Yard and Garden: Handling Issues with Raspberry Plants



AMES, Iowa – Raspberries are popular with many home gardeners. They’re easy to grow, and perform well in much of Iowa. However, gardeners can run into issues with heat, weeds and pruning that curtail yields.

ISU Extension and Outreach horticulturists can help answer your questions about how to best handle raspberry plantings. To have additional questions answered, contact the ISU Hortline at 515-294-3108 or hortline@iastate.edu.

Should I water my raspberries during dry weather? 

Adequate soil moisture levels are necessary throughout the growing season for good raspberry production. However, the most critical time for moisture is from bloom until harvest.  During fruit development, raspberries require 1 to 1½ inches of water (either from rain or irrigation) per week. Insufficient moisture during this time may result in small, seedy berries. During dry weather, thoroughly water raspberry plants once a week.

Soak the soil to a depth of 10 to 12 inches. If possible, avoid wetting foliage and fruit to reduce the risk of disease problems. Soaker hoses and drip irrigation systems are excellent ways to water raspberries. If overhead watering is unavoidable, water raspberries early in the morning.  Morning applications reduce the amount of water lost due to evaporation and allow the plant foliage to dry quickly.

How do I control weeds in my raspberries?

Cultivation, hand pulling and mulches are the most practical weed control measures for home gardeners. Cultivate the raspberry planting frequently during the spring and summer months. Small weed seedlings are easily destroyed. Large weeds are more difficult to control. To prevent injury to the roots of the raspberry plants, do not cultivate deeper than two to three inches.

Possible mulching materials include straw, chopped cornstalks, sawdust, wood chips, dry grass clippings and shredded leaves. The depth of mulch needed depends on the material used. On well-drained soils, the optimum depth ranges from three to four inches for fine materials, such as sawdust, to eight to 10 inches for straw. Avoid deep mulches in poorly drained areas to discourage root diseases. Since organic mulches gradually decompose, apply additional material each year to maintain the desired depth.

Is it necessary to prune raspberries in summer?

Pruning raspberries in summer helps control diseases.

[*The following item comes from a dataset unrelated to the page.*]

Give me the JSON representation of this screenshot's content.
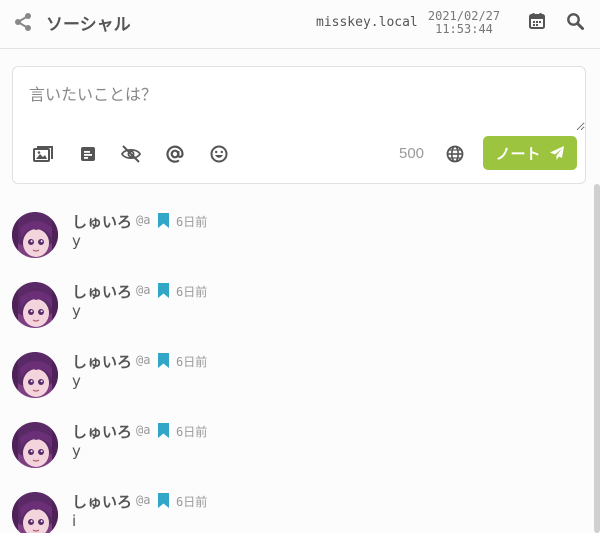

It also helps maximize next year’s crop.  

After the last summer harvest, promptly remove the old fruiting canes of red, purple, and black raspberries at the soil surface. To help reduce disease problems, the pruned material should be removed from the garden and destroyed.  

Pinch out or cut off the shoot tips of black and purple raspberries when the new growth reaches a height of 36 to 48 inches. Remove the top three to four inches of the shoots. Removal of the shoot tips encourages lateral shoot development and increases the fruiting surface area, resulting in higher yields.

Since the new shoots will reach the specified height at different times, go over the planting approximately once each week between late May and late July. Discontinue shoot tip removal at the end of July. Canes that develop after July are small, weak, and unproductive. These small, weak canes can be pruned out the following spring.